AIM OF THE EXERCISE:
Set the entries below down again, please. Match them exactly.

[Component data from apps and pages]
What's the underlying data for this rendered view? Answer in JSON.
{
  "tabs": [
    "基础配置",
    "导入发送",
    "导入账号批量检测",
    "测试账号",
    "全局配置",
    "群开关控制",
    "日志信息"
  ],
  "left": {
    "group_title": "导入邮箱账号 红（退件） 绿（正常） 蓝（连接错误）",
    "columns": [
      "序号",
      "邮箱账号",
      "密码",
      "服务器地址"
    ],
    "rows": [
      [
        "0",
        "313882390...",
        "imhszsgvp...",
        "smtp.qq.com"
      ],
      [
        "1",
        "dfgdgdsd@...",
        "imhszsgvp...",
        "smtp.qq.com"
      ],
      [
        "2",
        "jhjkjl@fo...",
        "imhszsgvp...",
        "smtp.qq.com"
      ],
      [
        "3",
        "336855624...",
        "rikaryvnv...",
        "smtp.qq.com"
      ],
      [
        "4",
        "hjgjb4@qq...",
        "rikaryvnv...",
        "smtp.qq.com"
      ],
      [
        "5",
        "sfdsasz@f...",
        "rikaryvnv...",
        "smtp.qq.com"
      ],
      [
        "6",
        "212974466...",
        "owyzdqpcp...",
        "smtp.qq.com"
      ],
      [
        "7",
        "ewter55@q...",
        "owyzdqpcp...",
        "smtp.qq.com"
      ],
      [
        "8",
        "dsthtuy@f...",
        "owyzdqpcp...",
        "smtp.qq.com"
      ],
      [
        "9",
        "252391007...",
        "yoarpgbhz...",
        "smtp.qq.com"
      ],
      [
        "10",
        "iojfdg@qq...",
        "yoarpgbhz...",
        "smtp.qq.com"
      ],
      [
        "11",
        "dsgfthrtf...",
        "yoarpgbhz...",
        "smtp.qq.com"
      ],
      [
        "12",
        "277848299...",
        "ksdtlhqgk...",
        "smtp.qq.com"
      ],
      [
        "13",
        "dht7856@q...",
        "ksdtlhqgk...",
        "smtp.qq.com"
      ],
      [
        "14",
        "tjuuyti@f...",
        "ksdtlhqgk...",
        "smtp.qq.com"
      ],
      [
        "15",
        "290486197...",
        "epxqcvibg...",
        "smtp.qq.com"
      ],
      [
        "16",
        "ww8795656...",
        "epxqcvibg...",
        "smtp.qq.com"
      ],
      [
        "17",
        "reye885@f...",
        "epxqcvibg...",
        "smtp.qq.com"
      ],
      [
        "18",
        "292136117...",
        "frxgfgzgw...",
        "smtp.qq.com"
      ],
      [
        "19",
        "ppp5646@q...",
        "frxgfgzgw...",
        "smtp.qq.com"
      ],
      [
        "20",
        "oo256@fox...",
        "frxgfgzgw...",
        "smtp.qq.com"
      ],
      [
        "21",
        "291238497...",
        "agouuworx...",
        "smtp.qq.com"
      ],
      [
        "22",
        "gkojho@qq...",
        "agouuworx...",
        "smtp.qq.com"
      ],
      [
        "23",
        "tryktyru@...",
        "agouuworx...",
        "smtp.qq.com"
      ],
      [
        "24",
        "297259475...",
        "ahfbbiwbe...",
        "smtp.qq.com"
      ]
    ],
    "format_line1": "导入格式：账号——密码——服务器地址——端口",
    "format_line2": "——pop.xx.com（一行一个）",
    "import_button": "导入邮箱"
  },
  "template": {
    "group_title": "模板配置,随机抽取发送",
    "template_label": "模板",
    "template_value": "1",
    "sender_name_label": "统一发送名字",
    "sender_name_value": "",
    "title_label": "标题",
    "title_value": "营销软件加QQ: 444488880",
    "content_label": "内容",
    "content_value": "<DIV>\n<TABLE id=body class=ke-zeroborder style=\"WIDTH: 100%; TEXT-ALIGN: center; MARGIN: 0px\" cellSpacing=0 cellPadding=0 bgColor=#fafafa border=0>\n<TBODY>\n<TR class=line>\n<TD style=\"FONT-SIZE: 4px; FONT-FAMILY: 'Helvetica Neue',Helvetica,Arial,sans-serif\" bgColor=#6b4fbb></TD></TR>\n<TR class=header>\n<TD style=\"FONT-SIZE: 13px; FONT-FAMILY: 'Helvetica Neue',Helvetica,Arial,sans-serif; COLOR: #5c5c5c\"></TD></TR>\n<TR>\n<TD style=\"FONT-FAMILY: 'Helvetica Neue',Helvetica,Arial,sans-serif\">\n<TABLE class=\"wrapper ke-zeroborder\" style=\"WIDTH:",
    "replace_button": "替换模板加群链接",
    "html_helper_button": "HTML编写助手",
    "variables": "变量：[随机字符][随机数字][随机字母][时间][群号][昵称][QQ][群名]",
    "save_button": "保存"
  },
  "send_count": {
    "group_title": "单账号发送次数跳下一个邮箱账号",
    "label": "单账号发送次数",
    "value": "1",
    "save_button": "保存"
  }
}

EXERCISE SOLUTION:
What's the underlying data for this rendered view? Answer in JSON.
{
  "tabs": [
    "基础配置",
    "导入发送",
    "导入账号批量检测",
    "测试账号",
    "全局配置",
    "群开关控制",
    "日志信息"
  ],
  "left": {
    "group_title": "导入邮箱账号 红（退件） 绿（正常） 蓝（连接错误）",
    "columns": [
      "序号",
      "邮箱账号",
      "密码",
      "服务器地址"
    ],
    "rows": [
      [
        "0",
        "313882390...",
        "imhszsgvp...",
        "smtp.qq.com"
      ],
      [
        "1",
        "dfgdgdsd@...",
        "imhszsgvp...",
        "smtp.qq.com"
      ],
      [
        "2",
        "jhjkjl@fo...",
        "imhszsgvp...",
        "smtp.qq.com"
      ],
      [
        "3",
        "336855624...",
        "rikaryvnv...",
        "smtp.qq.com"
      ],
      [
        "4",
        "hjgjb4@qq...",
        "rikaryvnv...",
        "smtp.qq.com"
      ],
      [
        "5",
        "sfdsasz@f...",
        "rikaryvnv...",
        "smtp.qq.com"
      ],
      [
        "6",
        "212974466...",
        "owyzdqpcp...",
        "smtp.qq.com"
      ],
      [
        "7",
        "ewter55@q...",
        "owyzdqpcp...",
        "smtp.qq.com"
      ],
      [
        "8",
        "dsthtuy@f...",
        "owyzdqpcp...",
        "smtp.qq.com"
      ],
      [
        "9",
        "252391007...",
        "yoarpgbhz...",
        "smtp.qq.com"
      ],
      [
        "10",
        "iojfdg@qq...",
        "yoarpgbhz...",
        "smtp.qq.com"
      ],
      [
        "11",
        "dsgfthrtf...",
        "yoarpgbhz...",
        "smtp.qq.com"
      ],
      [
        "12",
        "277848299...",
        "ksdtlhqgk...",
        "smtp.qq.com"
      ],
      [
        "13",
        "dht7856@q...",
        "ksdtlhqgk...",
        "smtp.qq.com"
      ],
      [
        "14",
        "tjuuyti@f...",
        "ksdtlhqgk...",
        "smtp.qq.com"
      ],
      [
        "15",
        "290486197...",
        "epxqcvibg...",
        "smtp.qq.com"
      ],
      [
        "16",
        "ww8795656...",
        "epxqcvibg...",
        "smtp.qq.com"
      ],
      [
        "17",
        "reye885@f...",
        "epxqcvibg...",
        "smtp.qq.com"
      ],
      [
        "18",
        "292136117...",
        "frxgfgzgw...",
        "smtp.qq.com"
      ],
      [
        "19",
        "ppp5646@q...",
        "frxgfgzgw...",
        "smtp.qq.com"
      ],
      [
        "20",
        "oo256@fox...",
        "frxgfgzgw...",
        "smtp.qq.com"
      ],
      [
        "21",
        "291238497...",
        "agouuworx...",
        "smtp.qq.com"
      ],
      [
        "22",
        "gkojho@qq...",
        "agouuworx...",
        "smtp.qq.com"
      ],
      [
        "23",
        "tryktyru@...",
        "agouuworx...",
        "smtp.qq.com"
      ],
      [
        "24",
        "297259475...",
        "ahfbbiwbe...",
        "smtp.qq.com"
      ]
    ],
    "format_line1": "导入格式：账号——密码——服务器地址——端口",
    "format_line2": "——pop.xx.com（一行一个）",
    "import_button": "导入邮箱"
  },
  "template": {
    "group_title": "模板配置,随机抽取发送",
    "template_label": "模板",
    "template_value": "1",
    "sender_name_label": "统一发送名字",
    "sender_name_value": "",
    "title_label": "标题",
    "title_value": "营销软件加QQ: 444488880",
    "content_label": "内容",
    "content_value": "<DIV>\n<TABLE id=body class=ke-zeroborder style=\"WIDTH: 100%; TEXT-ALIGN: center; MARGIN: 0px\" cellSpacing=0 cellPadding=0 bgColor=#fafafa border=0>\n<TBODY>\n<TR class=line>\n<TD style=\"FONT-SIZE: 4px; FONT-FAMILY: 'Helvetica Neue',Helvetica,Arial,sans-serif\" bgColor=#6b4fbb></TD></TR>\n<TR class=header>\n<TD style=\"FONT-SIZE: 13px; FONT-FAMILY: 'Helvetica Neue',Helvetica,Arial,sans-serif; COLOR: #5c5c5c\"></TD></TR>\n<TR>\n<TD style=\"FONT-FAMILY: 'Helvetica Neue',Helvetica,Arial,sans-serif\">\n<TABLE class=\"wrapper ke-zeroborder\" style=\"WIDTH:",
    "replace_button": "替换模板加群链接",
    "html_helper_button": "HTML编写助手",
    "variables": "变量：[随机字符][随机数字][随机字母][时间][群号][昵称][QQ][群名]",
    "save_button": "保存"
  },
  "send_count": {
    "group_title": "单账号发送次数跳下一个邮箱账号",
    "label": "单账号发送次数",
    "value": "1",
    "save_button": "保存"
  }
}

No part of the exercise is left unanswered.